## PROBLEM DESCRIPTION
Extract every line below that contains the word "value".

## DATA EXCERPTS
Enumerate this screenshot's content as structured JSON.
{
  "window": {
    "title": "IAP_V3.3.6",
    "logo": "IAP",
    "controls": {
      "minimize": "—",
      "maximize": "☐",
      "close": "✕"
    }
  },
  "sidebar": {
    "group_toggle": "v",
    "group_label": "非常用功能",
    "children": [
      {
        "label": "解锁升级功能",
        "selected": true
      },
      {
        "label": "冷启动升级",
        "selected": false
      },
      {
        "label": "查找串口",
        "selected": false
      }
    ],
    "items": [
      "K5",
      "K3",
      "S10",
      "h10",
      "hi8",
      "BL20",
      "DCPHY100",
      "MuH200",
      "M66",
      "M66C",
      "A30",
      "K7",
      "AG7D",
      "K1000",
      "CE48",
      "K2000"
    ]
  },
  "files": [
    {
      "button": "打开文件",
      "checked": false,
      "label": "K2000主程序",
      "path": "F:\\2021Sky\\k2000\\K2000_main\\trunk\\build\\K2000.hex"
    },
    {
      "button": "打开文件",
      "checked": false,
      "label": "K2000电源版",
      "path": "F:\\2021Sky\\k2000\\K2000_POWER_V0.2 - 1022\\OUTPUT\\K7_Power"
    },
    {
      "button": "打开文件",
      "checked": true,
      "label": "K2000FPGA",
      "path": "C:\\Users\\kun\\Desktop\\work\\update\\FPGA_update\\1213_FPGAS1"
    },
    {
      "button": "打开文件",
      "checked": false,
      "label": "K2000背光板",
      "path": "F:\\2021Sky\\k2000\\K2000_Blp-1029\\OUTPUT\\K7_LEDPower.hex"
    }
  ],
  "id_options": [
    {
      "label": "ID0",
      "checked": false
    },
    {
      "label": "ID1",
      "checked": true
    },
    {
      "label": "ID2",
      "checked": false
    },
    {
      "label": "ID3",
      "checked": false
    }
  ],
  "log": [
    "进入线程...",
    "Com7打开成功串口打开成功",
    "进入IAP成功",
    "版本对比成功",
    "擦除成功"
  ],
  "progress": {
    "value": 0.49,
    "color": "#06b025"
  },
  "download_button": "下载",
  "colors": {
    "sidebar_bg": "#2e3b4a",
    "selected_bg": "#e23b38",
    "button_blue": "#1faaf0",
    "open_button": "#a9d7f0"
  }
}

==

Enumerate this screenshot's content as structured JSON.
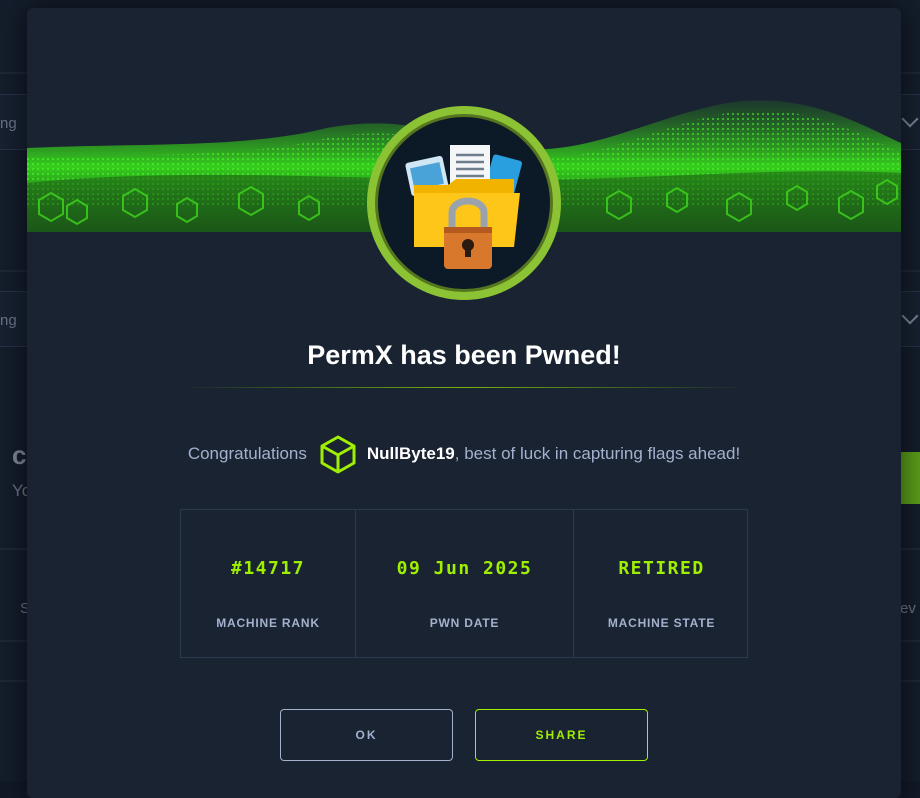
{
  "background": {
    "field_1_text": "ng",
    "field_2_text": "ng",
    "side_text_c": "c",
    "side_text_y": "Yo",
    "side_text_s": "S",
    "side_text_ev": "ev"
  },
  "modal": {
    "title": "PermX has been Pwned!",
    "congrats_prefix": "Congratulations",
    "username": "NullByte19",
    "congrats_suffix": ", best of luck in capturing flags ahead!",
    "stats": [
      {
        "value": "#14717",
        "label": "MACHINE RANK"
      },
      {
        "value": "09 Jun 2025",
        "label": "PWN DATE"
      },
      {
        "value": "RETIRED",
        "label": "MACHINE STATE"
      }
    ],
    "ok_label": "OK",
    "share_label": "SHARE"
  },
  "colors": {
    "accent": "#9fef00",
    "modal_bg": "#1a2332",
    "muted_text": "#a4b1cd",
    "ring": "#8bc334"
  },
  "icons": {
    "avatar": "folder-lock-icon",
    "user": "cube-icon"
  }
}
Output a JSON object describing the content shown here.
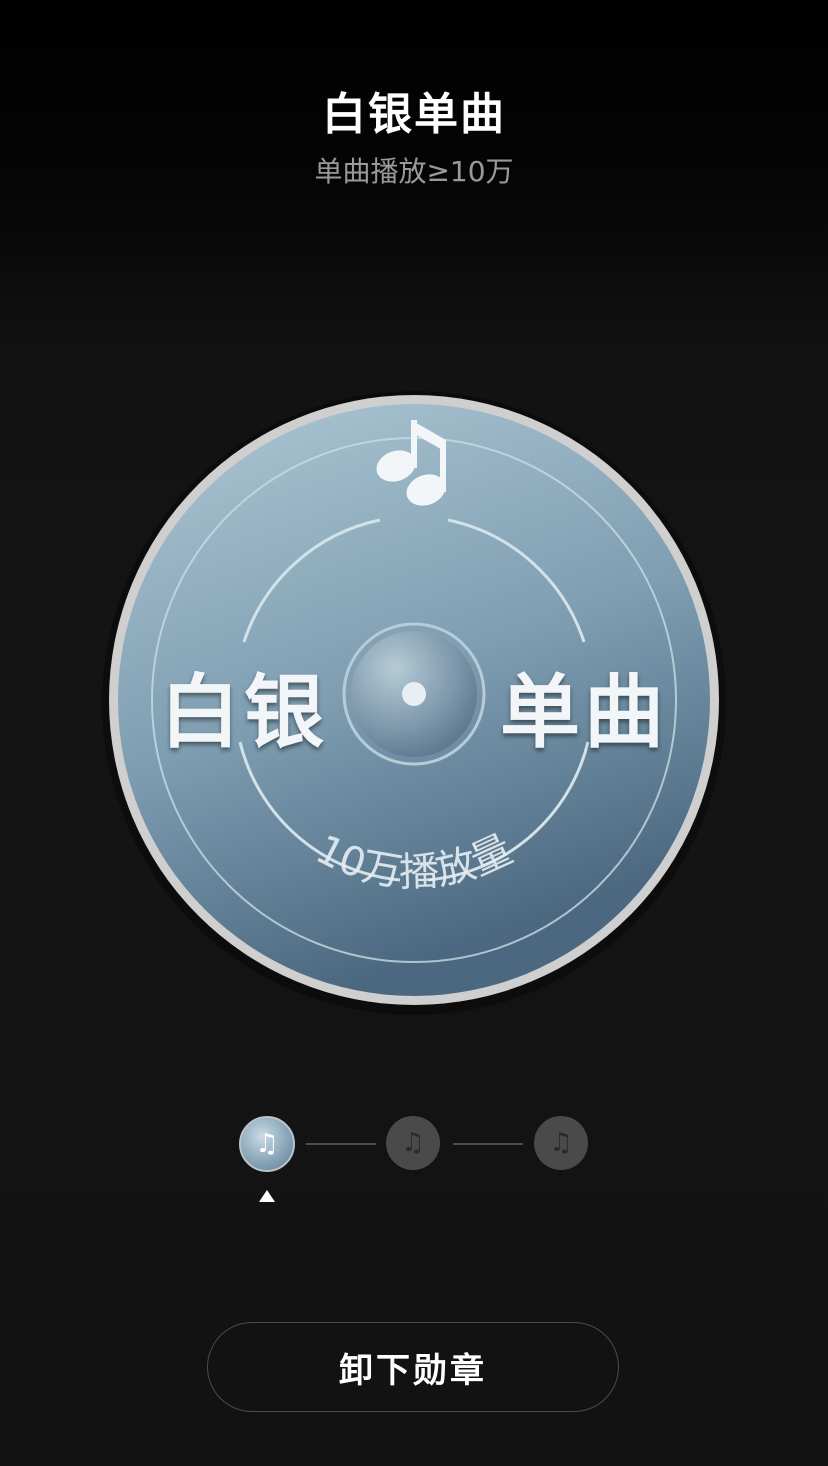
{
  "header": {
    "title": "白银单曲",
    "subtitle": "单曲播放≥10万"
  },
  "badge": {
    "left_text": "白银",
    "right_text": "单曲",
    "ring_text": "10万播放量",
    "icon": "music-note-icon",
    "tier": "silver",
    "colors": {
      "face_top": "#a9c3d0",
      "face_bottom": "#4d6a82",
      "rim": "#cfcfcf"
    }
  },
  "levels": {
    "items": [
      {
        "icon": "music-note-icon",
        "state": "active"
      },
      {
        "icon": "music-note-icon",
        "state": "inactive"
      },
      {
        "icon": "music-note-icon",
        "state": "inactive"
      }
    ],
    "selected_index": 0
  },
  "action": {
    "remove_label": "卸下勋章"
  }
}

## WRITTEN SOLUTION
    "value": 0.49,
        "value": "#14717",
        "value": "09 Jun 2025",
        "value": "RETIRED",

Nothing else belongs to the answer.